* [EXERCISE PROMPT] Repeat the entries shown below with every word and mark intact.

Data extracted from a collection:
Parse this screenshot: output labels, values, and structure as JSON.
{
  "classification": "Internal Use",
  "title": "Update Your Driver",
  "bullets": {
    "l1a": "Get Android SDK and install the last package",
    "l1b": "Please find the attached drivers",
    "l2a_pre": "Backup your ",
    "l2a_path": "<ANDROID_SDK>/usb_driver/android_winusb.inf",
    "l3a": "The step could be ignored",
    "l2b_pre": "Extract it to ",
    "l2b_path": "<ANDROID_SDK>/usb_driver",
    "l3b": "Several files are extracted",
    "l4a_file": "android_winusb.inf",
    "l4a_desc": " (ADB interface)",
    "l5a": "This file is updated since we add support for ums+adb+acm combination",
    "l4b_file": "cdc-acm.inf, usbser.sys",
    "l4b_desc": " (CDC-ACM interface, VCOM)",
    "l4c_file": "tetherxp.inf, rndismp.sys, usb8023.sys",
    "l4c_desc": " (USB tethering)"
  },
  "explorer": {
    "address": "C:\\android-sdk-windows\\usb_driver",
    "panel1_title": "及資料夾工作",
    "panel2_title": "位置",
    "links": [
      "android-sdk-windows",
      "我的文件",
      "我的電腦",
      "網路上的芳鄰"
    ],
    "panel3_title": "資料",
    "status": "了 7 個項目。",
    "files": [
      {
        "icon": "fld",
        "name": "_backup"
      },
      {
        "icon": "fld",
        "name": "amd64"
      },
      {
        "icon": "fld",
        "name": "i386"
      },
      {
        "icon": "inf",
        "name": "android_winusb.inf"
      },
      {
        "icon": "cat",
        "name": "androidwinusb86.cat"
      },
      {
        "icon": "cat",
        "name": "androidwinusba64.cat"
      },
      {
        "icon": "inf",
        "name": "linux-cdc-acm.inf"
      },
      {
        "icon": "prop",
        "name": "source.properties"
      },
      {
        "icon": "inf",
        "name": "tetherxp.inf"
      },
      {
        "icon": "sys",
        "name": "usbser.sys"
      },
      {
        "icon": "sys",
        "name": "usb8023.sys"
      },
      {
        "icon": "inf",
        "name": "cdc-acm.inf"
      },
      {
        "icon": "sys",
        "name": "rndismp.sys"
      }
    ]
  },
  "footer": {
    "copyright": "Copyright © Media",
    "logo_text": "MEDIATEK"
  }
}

* [TASK RESPONSE]
Parse this screenshot: output labels, values, and structure as JSON.
{
  "classification": "Internal Use",
  "title": "Update Your Driver",
  "bullets": {
    "l1a": "Get Android SDK and install the last package",
    "l1b": "Please find the attached drivers",
    "l2a_pre": "Backup your ",
    "l2a_path": "<ANDROID_SDK>/usb_driver/android_winusb.inf",
    "l3a": "The step could be ignored",
    "l2b_pre": "Extract it to ",
    "l2b_path": "<ANDROID_SDK>/usb_driver",
    "l3b": "Several files are extracted",
    "l4a_file": "android_winusb.inf",
    "l4a_desc": " (ADB interface)",
    "l5a": "This file is updated since we add support for ums+adb+acm combination",
    "l4b_file": "cdc-acm.inf, usbser.sys",
    "l4b_desc": " (CDC-ACM interface, VCOM)",
    "l4c_file": "tetherxp.inf, rndismp.sys, usb8023.sys",
    "l4c_desc": " (USB tethering)"
  },
  "explorer": {
    "address": "C:\\android-sdk-windows\\usb_driver",
    "panel1_title": "及資料夾工作",
    "panel2_title": "位置",
    "links": [
      "android-sdk-windows",
      "我的文件",
      "我的電腦",
      "網路上的芳鄰"
    ],
    "panel3_title": "資料",
    "status": "了 7 個項目。",
    "files": [
      {
        "icon": "fld",
        "name": "_backup"
      },
      {
        "icon": "fld",
        "name": "amd64"
      },
      {
        "icon": "fld",
        "name": "i386"
      },
      {
        "icon": "inf",
        "name": "android_winusb.inf"
      },
      {
        "icon": "cat",
        "name": "androidwinusb86.cat"
      },
      {
        "icon": "cat",
        "name": "androidwinusba64.cat"
      },
      {
        "icon": "inf",
        "name": "linux-cdc-acm.inf"
      },
      {
        "icon": "prop",
        "name": "source.properties"
      },
      {
        "icon": "inf",
        "name": "tetherxp.inf"
      },
      {
        "icon": "sys",
        "name": "usbser.sys"
      },
      {
        "icon": "sys",
        "name": "usb8023.sys"
      },
      {
        "icon": "inf",
        "name": "cdc-acm.inf"
      },
      {
        "icon": "sys",
        "name": "rndismp.sys"
      }
    ]
  },
  "footer": {
    "copyright": "Copyright © Media",
    "logo_text": "MEDIATEK"
  }
}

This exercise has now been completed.